Interface dataset entries
Start of Block
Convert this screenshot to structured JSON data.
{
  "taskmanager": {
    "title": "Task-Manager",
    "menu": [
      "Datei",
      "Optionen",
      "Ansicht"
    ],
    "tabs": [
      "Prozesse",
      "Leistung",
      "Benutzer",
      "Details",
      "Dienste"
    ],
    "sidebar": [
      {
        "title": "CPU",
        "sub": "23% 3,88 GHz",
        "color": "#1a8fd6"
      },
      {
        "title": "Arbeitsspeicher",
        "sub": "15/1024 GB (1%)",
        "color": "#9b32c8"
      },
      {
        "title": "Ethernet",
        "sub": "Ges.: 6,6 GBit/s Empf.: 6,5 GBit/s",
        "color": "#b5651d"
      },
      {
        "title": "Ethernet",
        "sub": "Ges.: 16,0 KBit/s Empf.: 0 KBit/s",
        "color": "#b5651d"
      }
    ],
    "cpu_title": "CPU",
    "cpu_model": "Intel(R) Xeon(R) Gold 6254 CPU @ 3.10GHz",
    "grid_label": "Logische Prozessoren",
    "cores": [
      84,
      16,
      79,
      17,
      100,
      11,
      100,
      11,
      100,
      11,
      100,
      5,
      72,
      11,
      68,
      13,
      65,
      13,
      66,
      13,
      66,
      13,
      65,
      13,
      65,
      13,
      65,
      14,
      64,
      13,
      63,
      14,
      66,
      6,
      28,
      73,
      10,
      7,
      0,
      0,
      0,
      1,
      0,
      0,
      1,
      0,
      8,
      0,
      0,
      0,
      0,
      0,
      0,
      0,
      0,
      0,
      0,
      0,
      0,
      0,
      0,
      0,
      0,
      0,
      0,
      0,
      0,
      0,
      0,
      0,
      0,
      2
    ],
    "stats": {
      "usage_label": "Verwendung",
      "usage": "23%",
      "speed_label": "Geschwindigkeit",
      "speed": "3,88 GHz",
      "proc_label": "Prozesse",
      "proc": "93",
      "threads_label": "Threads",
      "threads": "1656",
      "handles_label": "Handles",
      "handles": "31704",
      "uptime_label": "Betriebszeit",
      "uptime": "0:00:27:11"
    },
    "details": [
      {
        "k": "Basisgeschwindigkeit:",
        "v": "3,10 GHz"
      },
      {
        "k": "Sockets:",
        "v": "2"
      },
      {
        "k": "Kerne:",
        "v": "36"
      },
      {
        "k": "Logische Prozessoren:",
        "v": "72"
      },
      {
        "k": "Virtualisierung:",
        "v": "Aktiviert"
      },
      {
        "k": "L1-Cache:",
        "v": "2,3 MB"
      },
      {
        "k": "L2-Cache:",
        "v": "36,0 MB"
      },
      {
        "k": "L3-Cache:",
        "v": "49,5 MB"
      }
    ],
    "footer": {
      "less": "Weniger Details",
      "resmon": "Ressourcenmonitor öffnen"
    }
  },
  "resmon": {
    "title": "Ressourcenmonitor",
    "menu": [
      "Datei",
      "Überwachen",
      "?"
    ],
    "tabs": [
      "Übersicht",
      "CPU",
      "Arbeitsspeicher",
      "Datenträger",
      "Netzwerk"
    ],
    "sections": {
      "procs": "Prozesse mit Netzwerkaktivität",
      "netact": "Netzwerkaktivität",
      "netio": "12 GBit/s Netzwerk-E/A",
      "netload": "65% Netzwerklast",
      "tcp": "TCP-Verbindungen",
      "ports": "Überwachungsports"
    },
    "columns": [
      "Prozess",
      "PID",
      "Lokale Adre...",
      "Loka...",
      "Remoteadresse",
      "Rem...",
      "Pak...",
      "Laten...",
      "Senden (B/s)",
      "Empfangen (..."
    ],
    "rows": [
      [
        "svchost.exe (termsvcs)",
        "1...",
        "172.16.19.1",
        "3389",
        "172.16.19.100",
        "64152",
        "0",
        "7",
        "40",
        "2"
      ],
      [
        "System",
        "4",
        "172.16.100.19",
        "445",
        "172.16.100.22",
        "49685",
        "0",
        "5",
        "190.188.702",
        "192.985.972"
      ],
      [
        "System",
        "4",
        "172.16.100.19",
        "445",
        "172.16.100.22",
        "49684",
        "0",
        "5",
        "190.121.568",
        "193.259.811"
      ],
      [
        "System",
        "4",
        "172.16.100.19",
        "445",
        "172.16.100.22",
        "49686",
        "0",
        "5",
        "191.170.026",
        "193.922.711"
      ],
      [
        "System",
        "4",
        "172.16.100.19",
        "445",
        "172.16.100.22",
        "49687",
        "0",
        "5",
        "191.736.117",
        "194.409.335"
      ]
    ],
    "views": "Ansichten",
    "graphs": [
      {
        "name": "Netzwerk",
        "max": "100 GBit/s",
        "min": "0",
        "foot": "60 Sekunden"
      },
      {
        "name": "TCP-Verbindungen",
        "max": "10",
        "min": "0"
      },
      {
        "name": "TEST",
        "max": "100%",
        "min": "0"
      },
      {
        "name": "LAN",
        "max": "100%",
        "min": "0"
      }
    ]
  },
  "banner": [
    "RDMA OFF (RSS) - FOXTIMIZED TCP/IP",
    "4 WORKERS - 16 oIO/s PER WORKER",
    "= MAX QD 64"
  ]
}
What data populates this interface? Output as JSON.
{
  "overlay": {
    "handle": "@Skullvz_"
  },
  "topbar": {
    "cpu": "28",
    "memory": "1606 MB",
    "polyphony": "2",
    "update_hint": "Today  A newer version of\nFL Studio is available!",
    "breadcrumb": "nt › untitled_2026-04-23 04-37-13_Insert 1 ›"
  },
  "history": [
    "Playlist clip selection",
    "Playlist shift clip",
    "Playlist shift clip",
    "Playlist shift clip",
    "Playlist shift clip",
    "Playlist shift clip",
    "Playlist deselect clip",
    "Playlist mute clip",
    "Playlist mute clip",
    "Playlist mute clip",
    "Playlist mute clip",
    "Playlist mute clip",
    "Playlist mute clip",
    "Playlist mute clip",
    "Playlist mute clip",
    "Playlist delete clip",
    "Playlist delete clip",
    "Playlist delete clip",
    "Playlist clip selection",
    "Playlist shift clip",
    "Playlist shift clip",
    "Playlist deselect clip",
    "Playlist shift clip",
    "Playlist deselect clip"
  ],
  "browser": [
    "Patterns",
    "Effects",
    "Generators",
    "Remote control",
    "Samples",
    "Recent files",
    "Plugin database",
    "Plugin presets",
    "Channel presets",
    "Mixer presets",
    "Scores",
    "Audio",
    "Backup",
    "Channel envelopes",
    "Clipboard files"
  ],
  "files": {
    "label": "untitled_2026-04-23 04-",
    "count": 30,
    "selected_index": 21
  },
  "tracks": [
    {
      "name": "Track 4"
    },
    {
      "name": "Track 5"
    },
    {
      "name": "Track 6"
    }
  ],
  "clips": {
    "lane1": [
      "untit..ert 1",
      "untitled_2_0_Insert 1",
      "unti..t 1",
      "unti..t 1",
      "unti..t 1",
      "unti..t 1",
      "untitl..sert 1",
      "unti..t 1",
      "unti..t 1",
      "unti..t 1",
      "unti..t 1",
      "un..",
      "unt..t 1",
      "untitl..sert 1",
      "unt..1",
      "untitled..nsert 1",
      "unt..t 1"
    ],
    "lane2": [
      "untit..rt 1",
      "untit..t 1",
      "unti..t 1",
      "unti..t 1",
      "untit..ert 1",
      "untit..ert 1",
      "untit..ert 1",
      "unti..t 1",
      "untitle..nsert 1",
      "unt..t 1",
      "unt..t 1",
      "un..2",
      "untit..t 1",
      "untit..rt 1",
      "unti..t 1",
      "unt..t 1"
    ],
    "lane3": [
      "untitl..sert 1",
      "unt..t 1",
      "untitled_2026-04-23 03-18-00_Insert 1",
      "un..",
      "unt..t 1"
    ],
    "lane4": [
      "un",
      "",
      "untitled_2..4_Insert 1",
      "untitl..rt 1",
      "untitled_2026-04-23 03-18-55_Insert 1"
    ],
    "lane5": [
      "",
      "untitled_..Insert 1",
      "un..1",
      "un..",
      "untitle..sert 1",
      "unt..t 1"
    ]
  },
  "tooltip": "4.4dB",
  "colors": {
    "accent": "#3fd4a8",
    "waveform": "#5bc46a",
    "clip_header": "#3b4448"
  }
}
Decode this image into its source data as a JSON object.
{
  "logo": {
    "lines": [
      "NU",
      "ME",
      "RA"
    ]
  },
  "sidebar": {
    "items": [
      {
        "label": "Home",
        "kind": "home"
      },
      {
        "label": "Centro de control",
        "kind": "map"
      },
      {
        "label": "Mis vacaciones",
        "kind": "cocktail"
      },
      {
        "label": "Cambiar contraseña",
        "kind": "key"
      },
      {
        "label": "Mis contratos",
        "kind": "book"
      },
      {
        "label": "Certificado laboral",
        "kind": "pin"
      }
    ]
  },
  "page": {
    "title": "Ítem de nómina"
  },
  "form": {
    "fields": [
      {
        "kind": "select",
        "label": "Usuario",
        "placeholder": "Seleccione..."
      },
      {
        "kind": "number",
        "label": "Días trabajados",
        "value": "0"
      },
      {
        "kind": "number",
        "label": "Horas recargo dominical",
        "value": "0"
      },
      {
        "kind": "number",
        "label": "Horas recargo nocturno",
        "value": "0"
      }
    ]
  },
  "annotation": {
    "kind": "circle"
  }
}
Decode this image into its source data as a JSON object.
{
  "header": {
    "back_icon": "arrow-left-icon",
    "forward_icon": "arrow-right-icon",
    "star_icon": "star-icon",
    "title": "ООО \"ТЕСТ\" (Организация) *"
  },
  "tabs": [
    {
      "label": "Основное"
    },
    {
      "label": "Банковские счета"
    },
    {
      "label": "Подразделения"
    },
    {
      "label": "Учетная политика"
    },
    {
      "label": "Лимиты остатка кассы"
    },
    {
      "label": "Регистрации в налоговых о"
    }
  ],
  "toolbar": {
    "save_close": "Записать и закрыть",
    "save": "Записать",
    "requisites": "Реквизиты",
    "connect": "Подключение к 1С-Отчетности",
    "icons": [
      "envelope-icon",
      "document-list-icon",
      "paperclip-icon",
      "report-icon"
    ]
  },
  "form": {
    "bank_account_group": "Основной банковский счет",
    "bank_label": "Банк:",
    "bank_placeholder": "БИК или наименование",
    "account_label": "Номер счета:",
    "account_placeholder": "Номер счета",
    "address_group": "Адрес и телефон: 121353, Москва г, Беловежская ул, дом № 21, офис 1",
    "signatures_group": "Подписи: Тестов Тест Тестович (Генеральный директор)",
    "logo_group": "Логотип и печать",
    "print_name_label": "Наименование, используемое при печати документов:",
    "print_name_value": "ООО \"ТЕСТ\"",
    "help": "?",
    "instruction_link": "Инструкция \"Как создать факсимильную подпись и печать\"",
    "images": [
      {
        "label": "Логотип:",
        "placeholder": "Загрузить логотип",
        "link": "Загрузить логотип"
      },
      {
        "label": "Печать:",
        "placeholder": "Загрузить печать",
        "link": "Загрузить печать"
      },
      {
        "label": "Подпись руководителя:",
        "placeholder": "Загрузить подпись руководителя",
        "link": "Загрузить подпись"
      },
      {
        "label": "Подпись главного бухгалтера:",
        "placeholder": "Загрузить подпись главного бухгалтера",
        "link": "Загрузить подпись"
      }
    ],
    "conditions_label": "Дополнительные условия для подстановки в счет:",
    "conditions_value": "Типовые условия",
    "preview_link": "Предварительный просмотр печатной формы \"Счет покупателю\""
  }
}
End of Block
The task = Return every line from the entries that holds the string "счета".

Worked solution =
      "label": "Банковские счета"
    "account_label": "Номер счета:",
    "account_placeholder": "Номер счета",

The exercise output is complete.